Supplied records below:

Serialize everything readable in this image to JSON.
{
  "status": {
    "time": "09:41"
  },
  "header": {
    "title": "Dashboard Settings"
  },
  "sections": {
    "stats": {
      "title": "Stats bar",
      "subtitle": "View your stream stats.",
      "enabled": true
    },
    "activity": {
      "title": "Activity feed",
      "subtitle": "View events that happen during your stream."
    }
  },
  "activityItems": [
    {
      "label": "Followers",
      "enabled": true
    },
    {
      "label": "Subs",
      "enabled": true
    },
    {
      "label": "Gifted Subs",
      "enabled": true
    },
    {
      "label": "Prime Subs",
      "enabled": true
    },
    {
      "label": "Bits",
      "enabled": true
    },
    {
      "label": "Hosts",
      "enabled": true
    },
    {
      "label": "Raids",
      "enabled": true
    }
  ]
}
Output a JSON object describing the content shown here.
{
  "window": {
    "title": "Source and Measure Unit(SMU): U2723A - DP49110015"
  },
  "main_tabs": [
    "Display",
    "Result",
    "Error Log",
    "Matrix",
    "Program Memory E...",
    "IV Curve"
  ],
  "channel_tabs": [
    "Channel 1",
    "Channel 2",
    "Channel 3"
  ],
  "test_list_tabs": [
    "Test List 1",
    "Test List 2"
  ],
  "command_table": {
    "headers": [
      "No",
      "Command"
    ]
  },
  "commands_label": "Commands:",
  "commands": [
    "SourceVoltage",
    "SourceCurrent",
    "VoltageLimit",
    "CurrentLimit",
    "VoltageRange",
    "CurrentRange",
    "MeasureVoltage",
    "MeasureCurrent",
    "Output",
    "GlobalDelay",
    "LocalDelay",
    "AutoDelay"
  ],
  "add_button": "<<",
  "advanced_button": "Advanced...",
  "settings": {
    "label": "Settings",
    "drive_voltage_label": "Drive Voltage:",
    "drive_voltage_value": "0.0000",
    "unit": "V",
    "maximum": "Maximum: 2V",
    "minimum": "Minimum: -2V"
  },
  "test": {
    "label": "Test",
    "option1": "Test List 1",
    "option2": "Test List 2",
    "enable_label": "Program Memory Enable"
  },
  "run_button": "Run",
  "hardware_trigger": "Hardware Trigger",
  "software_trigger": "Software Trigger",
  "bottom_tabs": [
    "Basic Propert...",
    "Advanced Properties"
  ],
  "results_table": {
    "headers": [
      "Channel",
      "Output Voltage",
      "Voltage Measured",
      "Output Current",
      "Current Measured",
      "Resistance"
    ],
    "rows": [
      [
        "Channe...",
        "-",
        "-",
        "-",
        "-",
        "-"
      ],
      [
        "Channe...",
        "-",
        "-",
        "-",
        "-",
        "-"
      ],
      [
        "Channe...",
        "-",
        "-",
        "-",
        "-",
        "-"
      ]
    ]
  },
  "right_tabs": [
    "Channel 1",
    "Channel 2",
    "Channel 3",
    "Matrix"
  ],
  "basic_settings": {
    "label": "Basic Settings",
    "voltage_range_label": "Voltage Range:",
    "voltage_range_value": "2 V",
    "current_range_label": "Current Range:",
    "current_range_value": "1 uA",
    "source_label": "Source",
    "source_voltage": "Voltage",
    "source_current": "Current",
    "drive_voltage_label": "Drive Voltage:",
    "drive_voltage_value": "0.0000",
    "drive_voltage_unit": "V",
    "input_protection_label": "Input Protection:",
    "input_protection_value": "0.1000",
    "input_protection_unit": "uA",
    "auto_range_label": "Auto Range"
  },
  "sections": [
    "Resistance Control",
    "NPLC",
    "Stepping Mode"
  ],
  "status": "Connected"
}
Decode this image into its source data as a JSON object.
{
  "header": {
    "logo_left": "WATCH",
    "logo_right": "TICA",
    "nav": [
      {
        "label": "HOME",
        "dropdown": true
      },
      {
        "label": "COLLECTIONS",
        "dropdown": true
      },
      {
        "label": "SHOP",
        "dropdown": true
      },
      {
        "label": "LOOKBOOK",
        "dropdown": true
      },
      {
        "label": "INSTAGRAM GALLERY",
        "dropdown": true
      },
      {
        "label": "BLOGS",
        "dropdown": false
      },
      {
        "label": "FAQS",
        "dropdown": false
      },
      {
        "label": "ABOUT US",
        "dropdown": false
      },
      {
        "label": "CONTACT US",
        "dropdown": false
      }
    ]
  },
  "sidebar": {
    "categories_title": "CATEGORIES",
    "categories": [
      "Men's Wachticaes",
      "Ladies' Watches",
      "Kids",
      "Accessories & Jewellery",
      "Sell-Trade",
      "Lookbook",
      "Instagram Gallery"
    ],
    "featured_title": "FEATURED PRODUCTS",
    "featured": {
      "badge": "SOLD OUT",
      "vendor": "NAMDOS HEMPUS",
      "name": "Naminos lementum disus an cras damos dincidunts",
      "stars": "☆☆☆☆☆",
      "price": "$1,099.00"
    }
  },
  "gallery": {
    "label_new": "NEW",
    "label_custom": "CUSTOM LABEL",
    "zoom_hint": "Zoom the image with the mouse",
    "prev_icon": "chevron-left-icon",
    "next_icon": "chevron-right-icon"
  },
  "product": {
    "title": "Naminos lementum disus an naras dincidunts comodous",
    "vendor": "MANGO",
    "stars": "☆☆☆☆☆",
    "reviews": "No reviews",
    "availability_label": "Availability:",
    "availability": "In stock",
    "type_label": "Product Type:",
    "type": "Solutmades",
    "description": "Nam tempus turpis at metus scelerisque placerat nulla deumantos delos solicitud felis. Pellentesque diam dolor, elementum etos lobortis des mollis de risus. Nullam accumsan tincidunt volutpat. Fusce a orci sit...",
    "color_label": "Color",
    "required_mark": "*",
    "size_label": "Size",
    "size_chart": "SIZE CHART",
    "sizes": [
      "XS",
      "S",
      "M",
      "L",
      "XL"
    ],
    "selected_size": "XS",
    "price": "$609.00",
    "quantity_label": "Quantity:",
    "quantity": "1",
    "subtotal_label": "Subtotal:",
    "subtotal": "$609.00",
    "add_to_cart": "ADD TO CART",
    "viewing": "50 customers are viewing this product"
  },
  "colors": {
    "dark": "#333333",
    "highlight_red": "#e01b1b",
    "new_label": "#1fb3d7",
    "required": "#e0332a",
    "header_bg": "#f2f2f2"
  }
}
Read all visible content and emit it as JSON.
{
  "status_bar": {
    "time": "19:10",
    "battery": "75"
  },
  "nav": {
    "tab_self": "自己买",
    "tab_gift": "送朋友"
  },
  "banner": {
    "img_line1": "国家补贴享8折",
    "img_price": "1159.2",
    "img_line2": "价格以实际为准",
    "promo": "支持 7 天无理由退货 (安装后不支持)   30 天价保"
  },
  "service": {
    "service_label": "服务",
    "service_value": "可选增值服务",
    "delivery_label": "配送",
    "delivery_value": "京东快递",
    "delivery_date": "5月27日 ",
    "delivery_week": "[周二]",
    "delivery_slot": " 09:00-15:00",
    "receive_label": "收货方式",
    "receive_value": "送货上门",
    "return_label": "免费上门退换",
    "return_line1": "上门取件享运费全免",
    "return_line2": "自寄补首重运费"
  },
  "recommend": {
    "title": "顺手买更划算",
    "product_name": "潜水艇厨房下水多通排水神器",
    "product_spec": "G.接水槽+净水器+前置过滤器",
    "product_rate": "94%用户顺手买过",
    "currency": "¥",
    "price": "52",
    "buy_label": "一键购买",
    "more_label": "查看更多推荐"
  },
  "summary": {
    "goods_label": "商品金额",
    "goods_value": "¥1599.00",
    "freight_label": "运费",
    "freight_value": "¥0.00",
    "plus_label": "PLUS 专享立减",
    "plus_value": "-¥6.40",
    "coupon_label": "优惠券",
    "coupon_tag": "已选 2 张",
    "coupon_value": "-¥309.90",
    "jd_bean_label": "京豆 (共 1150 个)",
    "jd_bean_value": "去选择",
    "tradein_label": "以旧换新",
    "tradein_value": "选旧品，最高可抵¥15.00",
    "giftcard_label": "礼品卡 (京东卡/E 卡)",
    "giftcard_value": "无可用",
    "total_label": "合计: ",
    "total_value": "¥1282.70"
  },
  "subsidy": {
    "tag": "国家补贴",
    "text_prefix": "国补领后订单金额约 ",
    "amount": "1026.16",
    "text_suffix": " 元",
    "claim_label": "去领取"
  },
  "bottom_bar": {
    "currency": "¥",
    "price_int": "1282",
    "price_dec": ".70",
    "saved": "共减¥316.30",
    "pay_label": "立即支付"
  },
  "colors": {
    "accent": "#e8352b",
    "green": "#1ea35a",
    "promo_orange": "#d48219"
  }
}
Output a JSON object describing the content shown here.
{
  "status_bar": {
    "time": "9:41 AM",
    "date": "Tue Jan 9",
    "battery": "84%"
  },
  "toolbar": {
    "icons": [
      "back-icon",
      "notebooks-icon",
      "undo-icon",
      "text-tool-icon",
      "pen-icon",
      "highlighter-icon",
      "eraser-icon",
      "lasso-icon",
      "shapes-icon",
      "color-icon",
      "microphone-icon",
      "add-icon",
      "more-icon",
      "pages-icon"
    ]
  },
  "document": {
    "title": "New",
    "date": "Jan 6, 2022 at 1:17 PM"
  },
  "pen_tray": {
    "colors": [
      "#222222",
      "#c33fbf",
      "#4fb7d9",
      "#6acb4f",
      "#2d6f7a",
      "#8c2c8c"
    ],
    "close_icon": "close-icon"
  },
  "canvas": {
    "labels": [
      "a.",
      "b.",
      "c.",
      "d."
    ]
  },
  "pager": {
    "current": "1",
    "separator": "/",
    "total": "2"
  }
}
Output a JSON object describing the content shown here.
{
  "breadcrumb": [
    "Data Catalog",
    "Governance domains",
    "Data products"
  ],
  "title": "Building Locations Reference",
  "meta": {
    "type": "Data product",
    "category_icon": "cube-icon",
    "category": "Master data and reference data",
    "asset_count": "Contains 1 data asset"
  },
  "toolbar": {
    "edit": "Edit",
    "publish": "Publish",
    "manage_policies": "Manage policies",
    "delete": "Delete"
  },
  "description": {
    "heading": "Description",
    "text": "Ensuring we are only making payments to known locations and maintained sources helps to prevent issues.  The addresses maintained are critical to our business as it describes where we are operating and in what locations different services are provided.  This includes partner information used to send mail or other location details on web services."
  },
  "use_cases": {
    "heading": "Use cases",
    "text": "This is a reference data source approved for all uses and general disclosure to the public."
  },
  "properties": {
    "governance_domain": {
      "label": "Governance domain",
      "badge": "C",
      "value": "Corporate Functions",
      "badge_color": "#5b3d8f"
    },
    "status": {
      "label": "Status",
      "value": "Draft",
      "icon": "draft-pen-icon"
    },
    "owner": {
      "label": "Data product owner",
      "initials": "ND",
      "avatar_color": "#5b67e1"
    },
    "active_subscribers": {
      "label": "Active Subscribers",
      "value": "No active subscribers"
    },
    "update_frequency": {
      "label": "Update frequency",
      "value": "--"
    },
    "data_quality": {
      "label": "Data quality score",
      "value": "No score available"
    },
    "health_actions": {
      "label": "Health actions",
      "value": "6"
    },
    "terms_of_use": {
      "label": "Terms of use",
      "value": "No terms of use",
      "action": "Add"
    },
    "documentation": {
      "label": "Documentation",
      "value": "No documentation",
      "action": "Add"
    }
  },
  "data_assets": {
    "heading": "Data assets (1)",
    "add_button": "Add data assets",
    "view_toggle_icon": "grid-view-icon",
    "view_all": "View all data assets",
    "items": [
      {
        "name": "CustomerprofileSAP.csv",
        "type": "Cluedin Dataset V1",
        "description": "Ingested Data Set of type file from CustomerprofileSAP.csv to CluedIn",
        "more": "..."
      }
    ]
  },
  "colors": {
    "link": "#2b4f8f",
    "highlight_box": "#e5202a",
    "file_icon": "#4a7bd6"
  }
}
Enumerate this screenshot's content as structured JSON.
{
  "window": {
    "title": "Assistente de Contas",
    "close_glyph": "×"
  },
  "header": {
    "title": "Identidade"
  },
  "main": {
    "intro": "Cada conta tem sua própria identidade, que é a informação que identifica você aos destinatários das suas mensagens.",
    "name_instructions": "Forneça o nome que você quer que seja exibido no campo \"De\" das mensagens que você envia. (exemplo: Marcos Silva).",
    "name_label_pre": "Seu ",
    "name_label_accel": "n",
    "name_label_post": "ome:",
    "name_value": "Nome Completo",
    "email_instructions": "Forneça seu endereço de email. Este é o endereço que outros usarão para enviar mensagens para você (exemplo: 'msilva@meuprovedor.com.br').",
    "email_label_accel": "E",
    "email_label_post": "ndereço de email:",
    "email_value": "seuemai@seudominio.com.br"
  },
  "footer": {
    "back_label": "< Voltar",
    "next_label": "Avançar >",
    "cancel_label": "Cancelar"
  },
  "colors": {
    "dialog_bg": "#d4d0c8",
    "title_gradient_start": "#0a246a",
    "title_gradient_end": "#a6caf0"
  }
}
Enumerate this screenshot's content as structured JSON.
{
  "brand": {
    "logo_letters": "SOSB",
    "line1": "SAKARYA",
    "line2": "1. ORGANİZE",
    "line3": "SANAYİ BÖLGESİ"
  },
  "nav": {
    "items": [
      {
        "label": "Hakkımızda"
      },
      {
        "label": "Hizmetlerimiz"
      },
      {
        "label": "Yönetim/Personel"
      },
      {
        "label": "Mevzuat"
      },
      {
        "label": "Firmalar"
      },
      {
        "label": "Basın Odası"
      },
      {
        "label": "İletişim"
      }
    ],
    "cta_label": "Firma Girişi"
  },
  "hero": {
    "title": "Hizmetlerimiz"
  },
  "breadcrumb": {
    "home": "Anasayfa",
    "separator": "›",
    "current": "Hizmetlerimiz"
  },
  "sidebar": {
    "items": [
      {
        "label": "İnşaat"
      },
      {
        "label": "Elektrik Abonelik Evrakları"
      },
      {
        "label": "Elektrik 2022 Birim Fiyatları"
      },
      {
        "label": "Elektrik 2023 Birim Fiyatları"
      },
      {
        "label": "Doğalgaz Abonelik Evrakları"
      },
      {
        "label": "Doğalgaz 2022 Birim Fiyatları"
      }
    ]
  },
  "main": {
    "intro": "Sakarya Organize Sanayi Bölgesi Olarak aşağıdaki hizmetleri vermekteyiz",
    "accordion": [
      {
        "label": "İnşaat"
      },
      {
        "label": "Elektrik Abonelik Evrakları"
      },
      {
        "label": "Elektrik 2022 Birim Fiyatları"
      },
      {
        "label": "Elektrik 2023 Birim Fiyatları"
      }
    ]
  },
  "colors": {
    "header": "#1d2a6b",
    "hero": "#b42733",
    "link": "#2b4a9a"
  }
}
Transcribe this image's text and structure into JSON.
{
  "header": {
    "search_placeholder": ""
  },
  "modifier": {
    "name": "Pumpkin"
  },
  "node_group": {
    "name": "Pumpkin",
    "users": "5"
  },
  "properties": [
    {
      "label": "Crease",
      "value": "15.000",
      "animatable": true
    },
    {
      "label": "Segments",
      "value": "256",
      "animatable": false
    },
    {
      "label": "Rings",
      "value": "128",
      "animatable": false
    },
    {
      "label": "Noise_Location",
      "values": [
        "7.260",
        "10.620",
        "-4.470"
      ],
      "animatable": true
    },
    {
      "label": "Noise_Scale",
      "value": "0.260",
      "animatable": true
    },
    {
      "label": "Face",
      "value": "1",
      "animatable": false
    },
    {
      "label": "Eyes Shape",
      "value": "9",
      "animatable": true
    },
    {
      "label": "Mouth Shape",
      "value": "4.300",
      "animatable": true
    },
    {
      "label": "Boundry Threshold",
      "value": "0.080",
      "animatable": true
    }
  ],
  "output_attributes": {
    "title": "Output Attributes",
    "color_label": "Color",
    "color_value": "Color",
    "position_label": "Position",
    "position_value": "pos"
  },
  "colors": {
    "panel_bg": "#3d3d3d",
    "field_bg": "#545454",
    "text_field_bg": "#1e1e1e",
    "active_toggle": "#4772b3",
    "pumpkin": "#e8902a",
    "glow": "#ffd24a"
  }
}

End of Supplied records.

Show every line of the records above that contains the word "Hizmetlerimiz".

        "label": "Hizmetlerimiz"
    "title": "Hizmetlerimiz"
    "current": "Hizmetlerimiz"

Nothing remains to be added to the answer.